- **About this task**:
Restate the listing below word for word; no pictures belong in the copy.

- **Dataset**:

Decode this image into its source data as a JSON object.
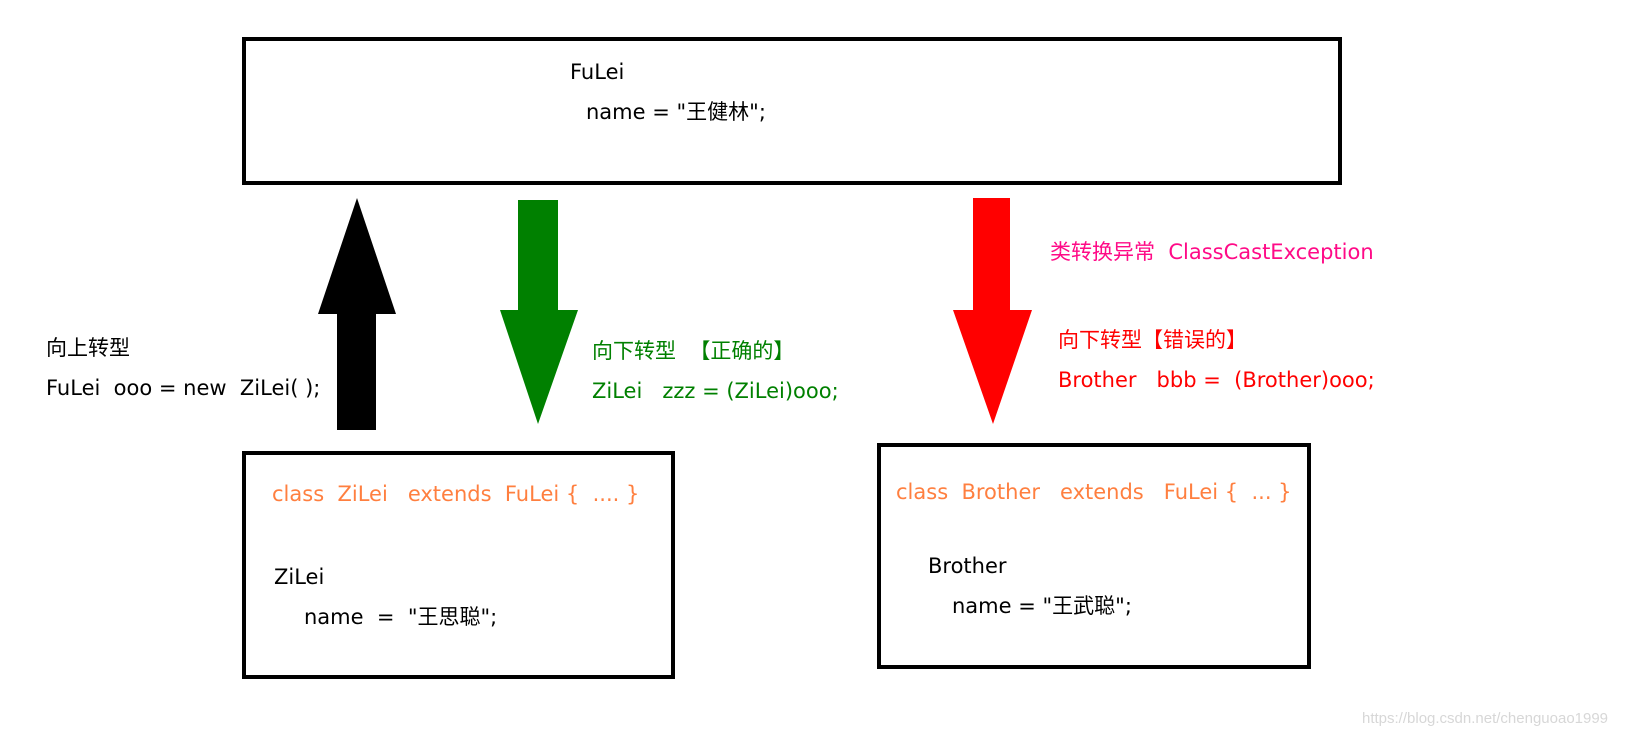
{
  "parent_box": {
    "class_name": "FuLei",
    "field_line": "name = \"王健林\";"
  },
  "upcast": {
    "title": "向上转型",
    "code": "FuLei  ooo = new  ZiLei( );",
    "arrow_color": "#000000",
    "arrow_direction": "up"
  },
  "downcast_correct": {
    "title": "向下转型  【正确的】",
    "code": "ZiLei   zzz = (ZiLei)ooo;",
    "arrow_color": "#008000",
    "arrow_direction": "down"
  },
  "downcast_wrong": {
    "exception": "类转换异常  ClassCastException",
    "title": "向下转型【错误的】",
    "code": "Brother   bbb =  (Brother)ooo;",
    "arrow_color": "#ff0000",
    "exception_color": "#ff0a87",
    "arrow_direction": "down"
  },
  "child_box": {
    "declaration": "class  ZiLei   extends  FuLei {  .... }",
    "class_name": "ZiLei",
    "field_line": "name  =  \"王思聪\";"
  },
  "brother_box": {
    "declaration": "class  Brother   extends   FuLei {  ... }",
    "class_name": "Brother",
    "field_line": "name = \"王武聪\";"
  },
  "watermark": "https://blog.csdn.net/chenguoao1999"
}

- **Output**:
Decode this image into its source data as a JSON object.
{
  "parent_box": {
    "class_name": "FuLei",
    "field_line": "name = \"王健林\";"
  },
  "upcast": {
    "title": "向上转型",
    "code": "FuLei  ooo = new  ZiLei( );",
    "arrow_color": "#000000",
    "arrow_direction": "up"
  },
  "downcast_correct": {
    "title": "向下转型  【正确的】",
    "code": "ZiLei   zzz = (ZiLei)ooo;",
    "arrow_color": "#008000",
    "arrow_direction": "down"
  },
  "downcast_wrong": {
    "exception": "类转换异常  ClassCastException",
    "title": "向下转型【错误的】",
    "code": "Brother   bbb =  (Brother)ooo;",
    "arrow_color": "#ff0000",
    "exception_color": "#ff0a87",
    "arrow_direction": "down"
  },
  "child_box": {
    "declaration": "class  ZiLei   extends  FuLei {  .... }",
    "class_name": "ZiLei",
    "field_line": "name  =  \"王思聪\";"
  },
  "brother_box": {
    "declaration": "class  Brother   extends   FuLei {  ... }",
    "class_name": "Brother",
    "field_line": "name = \"王武聪\";"
  },
  "watermark": "https://blog.csdn.net/chenguoao1999"
}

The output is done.